Encouraging entrepreneurship, providing social support services and helping people find jobs are all part of a new ‘social contract’ programme introduced across Russia to assist poor families in becoming financially self-sufficient. Using formal contracts to encourage low-income people to engage in economic activity is proving to be more effective than welfare handouts, according to researchers of the HSE Centre for Studies of Income and Living Standards.
The processes of globalization should have contributed to reduced inequality in the world. In reality, however, the situation looks differently, with income inequality in the populations of developing economies growing. To correct this, the level of education of low-skilled workers must be increased, said Eric Maskin, Chief Research Fellow at the HSE International Laboratory of Decision Choice and Analysis and Nobel Laureate in Economics for 2007.
Over the past two decades, the average life expectancy in Russia has increased by 2.3 years for women and 1.4 years for men, according to a recently published paper based on the WHO's Global Burden of Disease (GBD) assessment – a major epidemiological study by a group of international experts, including Vasily Vlassov, Professor of the HSE Department of Health Care Administration and Economy.
Parents of school students in Moscow tend to believe that test assignments in two major final exams—the Basic State Exam (BSE) and the Unified State Exam (USE)—are too complex and teachers fail to properly prepare students for the finals; this negative attitude, which appears to be a widely-held stereotype not necessarily supported by evidence, is formed long before the exams come round. However, according to a study by Alina Pishnyak and Natalia Khalina, once the exams are over, families no longer consider them so hard to pass.
The opportunity to find an interesting and well-paid job, a comfortable socio-cultural environment, and friendly and professional contacts in the new location are all essential factors for graduates of universities from Russian regions who are planning to move to another city.
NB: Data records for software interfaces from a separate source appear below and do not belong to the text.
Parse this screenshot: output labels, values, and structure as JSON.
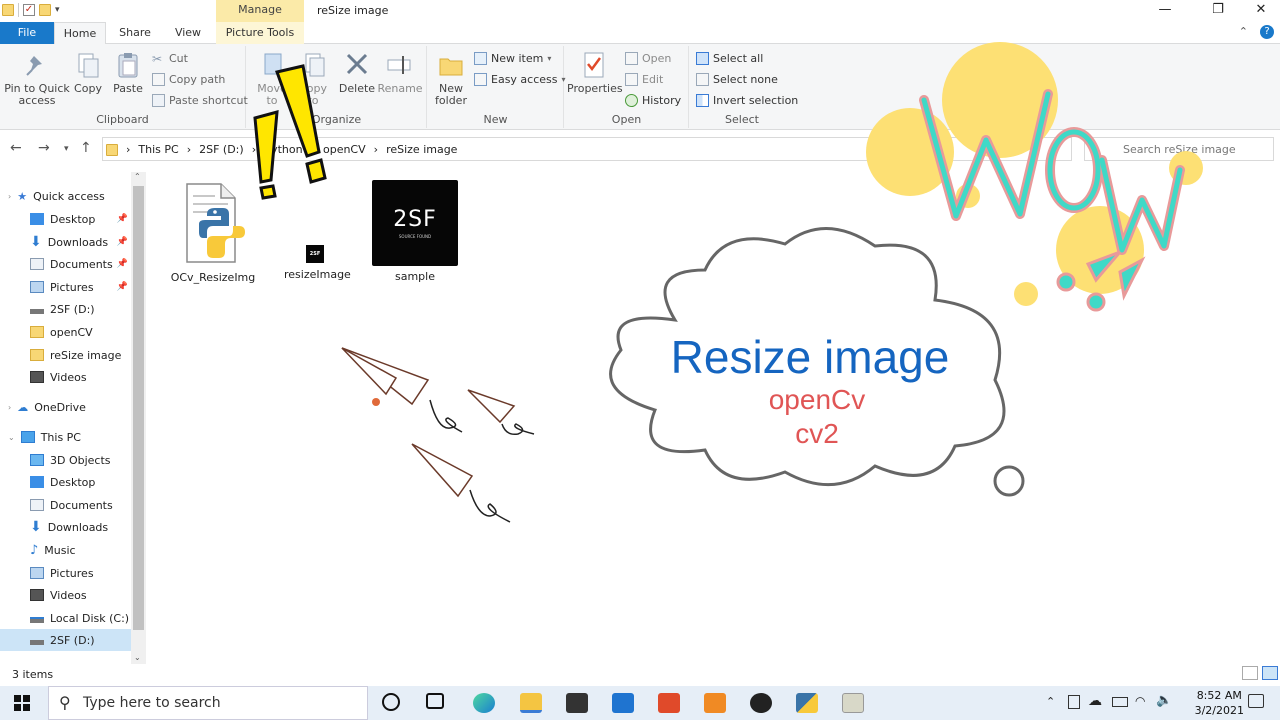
{
  "titlebar": {
    "manage_tab": "Manage",
    "title": "reSize image",
    "minimize": "—",
    "maximize": "❐",
    "close": "✕"
  },
  "ribbon_tabs": {
    "file": "File",
    "home": "Home",
    "share": "Share",
    "view": "View",
    "picture_tools": "Picture Tools",
    "collapse": "⌃",
    "help": "?"
  },
  "ribbon": {
    "clipboard": {
      "label": "Clipboard",
      "pin": "Pin to Quick access",
      "copy": "Copy",
      "paste": "Paste",
      "cut": "Cut",
      "copy_path": "Copy path",
      "paste_shortcut": "Paste shortcut"
    },
    "organize": {
      "label": "Organize",
      "move_to": "Move to",
      "copy_to": "Copy to",
      "delete": "Delete",
      "rename": "Rename"
    },
    "new": {
      "label": "New",
      "new_folder": "New folder",
      "new_item": "New item",
      "easy_access": "Easy access"
    },
    "open": {
      "label": "Open",
      "properties": "Properties",
      "open": "Open",
      "edit": "Edit",
      "history": "History"
    },
    "select": {
      "label": "Select",
      "select_all": "Select all",
      "select_none": "Select none",
      "invert": "Invert selection"
    }
  },
  "address": {
    "crumbs": [
      "This PC",
      "2SF (D:)",
      "python",
      "openCV",
      "reSize image"
    ],
    "search_placeholder": "Search reSize image"
  },
  "nav": {
    "quick_access": "Quick access",
    "quick_items": [
      "Desktop",
      "Downloads",
      "Documents",
      "Pictures",
      "2SF (D:)",
      "openCV",
      "reSize image",
      "Videos"
    ],
    "onedrive": "OneDrive",
    "this_pc": "This PC",
    "pc_items": [
      "3D Objects",
      "Desktop",
      "Documents",
      "Downloads",
      "Music",
      "Pictures",
      "Videos",
      "Local Disk (C:)",
      "2SF (D:)"
    ]
  },
  "files": [
    {
      "name": "OCv_ResizeImg",
      "icon": "python-file-icon"
    },
    {
      "name": "resizeImage",
      "icon": "image-thumbnail"
    },
    {
      "name": "sample",
      "icon": "image-thumbnail"
    }
  ],
  "thumb_text": "2SF",
  "thumb_subtext": "SOURCE FOUND",
  "overlay": {
    "title": "Resize image",
    "line2": "openCv",
    "line3": "cv2",
    "wow": "WOW!!"
  },
  "status": {
    "items": "3 items"
  },
  "taskbar": {
    "search_placeholder": "Type here to search",
    "time": "8:52 AM",
    "date": "3/2/2021"
  },
  "colors": {
    "accent": "#1979ca",
    "manage": "#fbeaa8",
    "title_blue": "#1565c0",
    "subtitle_red": "#e05555",
    "wow_teal": "#3fd9c7",
    "wow_yellow": "#fde074"
  }
}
Saida Ziganurova , Research Assistant at the HSE Center for Institutional Studies, studied the migration potential among young professionals.
Many young employees of museums, art centres and galleries, libraries and publishing houses move up the career ladder fairly fast, yet workplace success comes at a cost, forcing them to work beyond normal hours and outside formal job descriptions. Nevertheless, employees of cultural institutions are prepared to make the extra effort to help their organisations survive, according to Margarita Kuleva, lecturer at the Department of Sociology, HSE campus in St. Petersburg.
By choosing education for their children, parents tend to perpetuate social inequalities. While educated middle-class parents invest in their children's future by selecting the best possible school and becoming actively involved in the educational process, working-class families often feel they cannot afford to choose and instead, send children to the nearest school, expecting them to make it on their own, according to Larisa Shpakovskaya, Associate Professor at the Department of Sociology, HSE Campus in St. Petersburg.
Overall, Russians tend to be satisfied with their country's health care system, particularly when they do not need to deal with it; however, those with recent first-hand experience of healthcare often complain about the lack of professionalism and the decline in free medical services, according to Sergey Shishkin, Head of HSE's Department of Health Care Administration and Economy, and Natalia Kochkinaand Marina Krasilnikova, sociologists with the Levada Centre, in their paper Health Care Service Availability and Quality as Assessed by the Russian Public.
Decisions relating to student dropout often resemble a trial with students as defendants and teachers as prosecutors and judges. This approach can create barriers between students and staff and raise the issue of the university's mission, according to Ivan Gruzdev, Evgeny Terentiev and Elena Gorbunova of the HSE’s Internal Monitoring Center.
Higher education cuts the risk of poverty by more than half, according to Alina Pishnyak and Daria Popova , leading researchers at the HSE Centre for Studies of Income and Living Standards. Their findings reveal that the household incomes of families where all adults are university-educated stand at 20% above the average, and conversely, in families where none of the adults hold a degree, living standards tend to be below average by a quarter.